Measurements at Colorado site show methane release higher than previous estimates
Wells that pump natural gas from the ground in Colorado have leaked about twice as much gas into the atmosphere as previously thought, a new study finds.
That could tarnish gas’s image as clean source of energy. Natural gas, made mostly of methane, does give off less carbon dioxide than coal when burned. But methane itself strongly warms the atmosphere, which means even relatively small releases can have a big impact on the climate.
“We’re seeing raw natural gas in the atmosphere,” says Gabrielle Pétron, an atmospheric scientist at the National Oceanic and Atmospheric Administration and the University of Colorado Boulder. Her team reports the new findings, based on data gathered in 2007 and 2008, in an upcoming issue of the Journal of Geophysical Research.
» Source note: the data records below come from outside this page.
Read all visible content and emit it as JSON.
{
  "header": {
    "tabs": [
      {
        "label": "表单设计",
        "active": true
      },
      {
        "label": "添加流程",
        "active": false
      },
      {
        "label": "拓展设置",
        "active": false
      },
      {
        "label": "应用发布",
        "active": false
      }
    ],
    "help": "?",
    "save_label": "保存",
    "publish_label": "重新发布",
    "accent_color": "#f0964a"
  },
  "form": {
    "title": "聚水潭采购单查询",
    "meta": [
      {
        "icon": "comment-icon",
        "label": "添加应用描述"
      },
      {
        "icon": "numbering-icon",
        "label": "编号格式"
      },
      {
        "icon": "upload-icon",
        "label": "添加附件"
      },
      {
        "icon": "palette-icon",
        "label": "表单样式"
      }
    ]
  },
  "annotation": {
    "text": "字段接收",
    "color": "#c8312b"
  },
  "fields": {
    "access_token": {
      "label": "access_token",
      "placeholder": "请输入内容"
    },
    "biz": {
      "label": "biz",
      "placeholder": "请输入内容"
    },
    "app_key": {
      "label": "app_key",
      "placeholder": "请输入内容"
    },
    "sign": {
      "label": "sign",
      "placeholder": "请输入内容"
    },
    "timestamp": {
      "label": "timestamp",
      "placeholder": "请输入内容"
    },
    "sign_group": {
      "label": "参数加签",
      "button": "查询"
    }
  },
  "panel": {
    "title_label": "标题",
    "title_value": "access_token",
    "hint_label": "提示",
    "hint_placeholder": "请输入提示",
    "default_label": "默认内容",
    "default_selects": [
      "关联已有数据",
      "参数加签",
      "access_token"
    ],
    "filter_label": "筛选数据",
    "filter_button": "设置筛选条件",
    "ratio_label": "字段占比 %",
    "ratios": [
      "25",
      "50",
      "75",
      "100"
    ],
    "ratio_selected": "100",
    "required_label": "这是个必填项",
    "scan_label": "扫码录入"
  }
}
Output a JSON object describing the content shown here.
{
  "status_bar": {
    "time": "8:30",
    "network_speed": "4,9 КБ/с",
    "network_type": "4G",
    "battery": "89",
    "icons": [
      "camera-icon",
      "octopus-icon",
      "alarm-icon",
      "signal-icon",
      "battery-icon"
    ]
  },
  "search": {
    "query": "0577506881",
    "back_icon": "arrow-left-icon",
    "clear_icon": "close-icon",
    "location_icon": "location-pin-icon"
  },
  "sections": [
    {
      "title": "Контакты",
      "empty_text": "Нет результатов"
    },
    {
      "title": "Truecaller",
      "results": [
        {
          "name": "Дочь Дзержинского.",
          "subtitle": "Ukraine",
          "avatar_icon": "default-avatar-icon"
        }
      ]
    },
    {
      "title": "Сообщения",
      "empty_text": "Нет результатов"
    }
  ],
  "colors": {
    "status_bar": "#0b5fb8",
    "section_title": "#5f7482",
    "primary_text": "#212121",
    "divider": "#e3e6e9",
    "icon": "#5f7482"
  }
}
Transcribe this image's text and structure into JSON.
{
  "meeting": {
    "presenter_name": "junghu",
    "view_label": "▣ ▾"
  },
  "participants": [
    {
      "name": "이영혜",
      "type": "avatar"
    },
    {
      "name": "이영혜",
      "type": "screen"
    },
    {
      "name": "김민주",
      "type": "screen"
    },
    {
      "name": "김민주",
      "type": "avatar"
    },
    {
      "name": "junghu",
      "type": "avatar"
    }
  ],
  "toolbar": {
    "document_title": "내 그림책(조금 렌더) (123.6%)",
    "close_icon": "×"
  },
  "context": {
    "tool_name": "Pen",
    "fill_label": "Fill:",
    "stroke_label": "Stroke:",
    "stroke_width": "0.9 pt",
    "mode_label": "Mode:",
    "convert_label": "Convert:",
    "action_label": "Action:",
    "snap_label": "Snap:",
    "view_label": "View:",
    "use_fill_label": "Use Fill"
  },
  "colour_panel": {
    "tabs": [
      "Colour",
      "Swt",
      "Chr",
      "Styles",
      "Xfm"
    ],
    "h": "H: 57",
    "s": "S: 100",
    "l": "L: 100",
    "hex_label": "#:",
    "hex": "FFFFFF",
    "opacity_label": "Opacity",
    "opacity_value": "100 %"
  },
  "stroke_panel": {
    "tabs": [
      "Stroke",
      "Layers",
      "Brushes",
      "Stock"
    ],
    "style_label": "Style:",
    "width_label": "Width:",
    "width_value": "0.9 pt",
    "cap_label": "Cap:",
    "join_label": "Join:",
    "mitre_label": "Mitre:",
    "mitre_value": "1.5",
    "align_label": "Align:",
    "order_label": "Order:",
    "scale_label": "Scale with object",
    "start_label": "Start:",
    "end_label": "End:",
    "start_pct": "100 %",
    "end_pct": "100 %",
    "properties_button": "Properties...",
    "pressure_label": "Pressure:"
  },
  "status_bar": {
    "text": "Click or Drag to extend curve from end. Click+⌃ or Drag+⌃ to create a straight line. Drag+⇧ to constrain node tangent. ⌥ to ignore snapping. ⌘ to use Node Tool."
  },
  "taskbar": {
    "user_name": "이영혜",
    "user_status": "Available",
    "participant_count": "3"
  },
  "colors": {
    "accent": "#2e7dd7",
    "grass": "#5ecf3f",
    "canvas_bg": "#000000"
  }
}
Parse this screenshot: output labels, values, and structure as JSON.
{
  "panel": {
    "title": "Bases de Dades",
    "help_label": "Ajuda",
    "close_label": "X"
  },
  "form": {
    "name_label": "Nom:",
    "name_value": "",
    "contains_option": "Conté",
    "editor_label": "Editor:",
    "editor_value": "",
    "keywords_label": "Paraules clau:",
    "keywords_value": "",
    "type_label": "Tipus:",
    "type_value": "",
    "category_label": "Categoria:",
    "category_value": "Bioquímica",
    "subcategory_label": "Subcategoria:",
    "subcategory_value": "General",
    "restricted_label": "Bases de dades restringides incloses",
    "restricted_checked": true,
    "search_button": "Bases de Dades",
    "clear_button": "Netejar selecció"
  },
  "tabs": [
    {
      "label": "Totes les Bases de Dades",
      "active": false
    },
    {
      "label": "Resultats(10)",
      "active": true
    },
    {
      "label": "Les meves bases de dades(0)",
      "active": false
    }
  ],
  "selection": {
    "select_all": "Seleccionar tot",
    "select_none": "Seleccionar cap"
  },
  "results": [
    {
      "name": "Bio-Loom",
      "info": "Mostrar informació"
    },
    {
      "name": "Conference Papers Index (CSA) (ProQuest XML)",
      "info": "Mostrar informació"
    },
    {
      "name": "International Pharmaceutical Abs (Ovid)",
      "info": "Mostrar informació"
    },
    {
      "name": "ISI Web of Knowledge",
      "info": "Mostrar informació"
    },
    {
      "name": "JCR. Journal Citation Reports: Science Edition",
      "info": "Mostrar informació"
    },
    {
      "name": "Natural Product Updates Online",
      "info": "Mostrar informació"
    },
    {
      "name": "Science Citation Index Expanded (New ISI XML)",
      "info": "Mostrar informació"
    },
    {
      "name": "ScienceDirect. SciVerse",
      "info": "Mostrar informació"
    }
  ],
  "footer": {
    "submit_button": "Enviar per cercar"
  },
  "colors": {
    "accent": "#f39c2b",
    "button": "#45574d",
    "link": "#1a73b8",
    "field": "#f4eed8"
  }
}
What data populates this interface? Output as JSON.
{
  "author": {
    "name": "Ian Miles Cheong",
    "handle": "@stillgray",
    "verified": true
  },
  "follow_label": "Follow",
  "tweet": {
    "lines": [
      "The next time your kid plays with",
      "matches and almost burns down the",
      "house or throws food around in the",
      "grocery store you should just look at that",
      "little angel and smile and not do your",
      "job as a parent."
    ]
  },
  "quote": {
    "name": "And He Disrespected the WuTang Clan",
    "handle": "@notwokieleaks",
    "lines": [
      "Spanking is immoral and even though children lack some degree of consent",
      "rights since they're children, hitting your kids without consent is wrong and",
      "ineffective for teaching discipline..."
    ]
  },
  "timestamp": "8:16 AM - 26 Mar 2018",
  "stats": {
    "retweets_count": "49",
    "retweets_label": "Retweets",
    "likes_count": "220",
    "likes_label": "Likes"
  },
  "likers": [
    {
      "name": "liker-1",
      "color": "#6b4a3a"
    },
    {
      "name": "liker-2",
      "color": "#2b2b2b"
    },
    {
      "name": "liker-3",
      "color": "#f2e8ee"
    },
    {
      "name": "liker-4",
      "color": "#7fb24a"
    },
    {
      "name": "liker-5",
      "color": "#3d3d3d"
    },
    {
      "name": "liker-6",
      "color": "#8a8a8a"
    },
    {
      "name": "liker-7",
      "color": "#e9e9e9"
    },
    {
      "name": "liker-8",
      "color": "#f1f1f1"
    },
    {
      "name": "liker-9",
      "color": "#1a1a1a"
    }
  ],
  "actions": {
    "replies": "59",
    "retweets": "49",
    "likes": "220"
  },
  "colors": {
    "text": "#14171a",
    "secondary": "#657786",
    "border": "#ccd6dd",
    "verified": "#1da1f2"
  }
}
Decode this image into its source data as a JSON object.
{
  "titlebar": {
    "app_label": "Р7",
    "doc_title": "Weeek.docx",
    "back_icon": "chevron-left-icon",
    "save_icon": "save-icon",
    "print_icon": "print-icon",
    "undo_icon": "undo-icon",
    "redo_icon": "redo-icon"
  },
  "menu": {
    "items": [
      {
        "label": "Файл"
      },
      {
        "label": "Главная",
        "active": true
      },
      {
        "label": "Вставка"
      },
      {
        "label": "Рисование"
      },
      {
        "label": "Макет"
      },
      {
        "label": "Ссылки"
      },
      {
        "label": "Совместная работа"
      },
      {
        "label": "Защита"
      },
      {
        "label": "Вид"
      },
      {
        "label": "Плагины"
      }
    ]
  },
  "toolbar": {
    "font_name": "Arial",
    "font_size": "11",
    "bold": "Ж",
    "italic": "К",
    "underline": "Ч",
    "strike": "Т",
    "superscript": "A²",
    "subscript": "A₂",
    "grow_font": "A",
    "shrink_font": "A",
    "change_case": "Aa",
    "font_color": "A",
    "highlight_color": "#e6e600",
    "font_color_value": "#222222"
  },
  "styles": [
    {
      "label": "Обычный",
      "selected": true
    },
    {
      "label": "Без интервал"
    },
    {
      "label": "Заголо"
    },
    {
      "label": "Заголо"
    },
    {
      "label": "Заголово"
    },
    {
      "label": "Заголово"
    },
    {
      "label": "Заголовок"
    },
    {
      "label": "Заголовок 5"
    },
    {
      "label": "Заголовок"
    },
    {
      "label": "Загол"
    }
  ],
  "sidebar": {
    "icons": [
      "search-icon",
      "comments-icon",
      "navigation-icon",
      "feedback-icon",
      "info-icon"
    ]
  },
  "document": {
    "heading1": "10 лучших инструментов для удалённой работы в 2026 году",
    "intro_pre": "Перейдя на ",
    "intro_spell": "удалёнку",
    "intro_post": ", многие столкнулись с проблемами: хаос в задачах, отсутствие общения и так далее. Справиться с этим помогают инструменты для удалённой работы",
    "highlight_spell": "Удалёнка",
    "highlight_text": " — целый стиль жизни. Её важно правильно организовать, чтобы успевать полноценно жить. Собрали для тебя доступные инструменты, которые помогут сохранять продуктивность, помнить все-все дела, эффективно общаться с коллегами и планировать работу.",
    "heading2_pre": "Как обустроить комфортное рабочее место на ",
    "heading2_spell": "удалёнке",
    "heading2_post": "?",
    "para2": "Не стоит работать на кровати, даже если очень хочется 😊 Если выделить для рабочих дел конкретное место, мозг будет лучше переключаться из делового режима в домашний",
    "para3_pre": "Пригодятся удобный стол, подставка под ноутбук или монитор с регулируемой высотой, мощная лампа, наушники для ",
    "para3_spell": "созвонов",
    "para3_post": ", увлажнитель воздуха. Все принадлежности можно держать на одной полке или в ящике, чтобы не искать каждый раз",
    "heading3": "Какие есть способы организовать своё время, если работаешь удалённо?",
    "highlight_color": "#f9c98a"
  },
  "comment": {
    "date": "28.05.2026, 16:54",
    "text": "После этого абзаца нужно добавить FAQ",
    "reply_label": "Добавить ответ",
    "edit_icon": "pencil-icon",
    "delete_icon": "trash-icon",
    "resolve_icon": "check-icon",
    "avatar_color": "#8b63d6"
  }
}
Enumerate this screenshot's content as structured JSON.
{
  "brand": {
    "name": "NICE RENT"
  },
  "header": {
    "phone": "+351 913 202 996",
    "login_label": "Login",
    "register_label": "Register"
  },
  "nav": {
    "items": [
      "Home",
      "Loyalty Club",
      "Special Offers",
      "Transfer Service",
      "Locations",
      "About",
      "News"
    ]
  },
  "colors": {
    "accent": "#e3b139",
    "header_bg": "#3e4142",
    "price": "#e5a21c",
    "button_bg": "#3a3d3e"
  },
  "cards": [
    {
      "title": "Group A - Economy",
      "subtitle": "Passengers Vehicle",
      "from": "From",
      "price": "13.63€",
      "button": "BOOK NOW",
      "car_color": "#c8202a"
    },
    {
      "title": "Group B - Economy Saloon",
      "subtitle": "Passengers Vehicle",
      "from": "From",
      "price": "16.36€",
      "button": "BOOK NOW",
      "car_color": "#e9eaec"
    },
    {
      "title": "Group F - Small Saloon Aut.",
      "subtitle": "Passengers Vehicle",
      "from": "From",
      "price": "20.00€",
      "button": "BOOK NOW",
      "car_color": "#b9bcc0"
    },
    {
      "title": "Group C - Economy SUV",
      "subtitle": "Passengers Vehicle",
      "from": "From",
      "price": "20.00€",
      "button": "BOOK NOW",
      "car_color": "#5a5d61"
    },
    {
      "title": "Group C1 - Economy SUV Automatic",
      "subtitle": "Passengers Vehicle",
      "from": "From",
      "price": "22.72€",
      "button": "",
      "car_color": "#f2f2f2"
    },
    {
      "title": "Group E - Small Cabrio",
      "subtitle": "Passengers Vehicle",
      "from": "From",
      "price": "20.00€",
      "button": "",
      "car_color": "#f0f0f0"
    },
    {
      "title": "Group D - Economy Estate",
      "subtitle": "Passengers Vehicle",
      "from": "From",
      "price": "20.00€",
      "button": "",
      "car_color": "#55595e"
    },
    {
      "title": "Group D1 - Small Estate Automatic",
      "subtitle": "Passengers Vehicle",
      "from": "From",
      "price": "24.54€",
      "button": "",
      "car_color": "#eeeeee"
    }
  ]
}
Pétron and her colleagues monitored air quality near Denver using a 300-meter tower. NOAA maintains a network of such towers across the country. This one li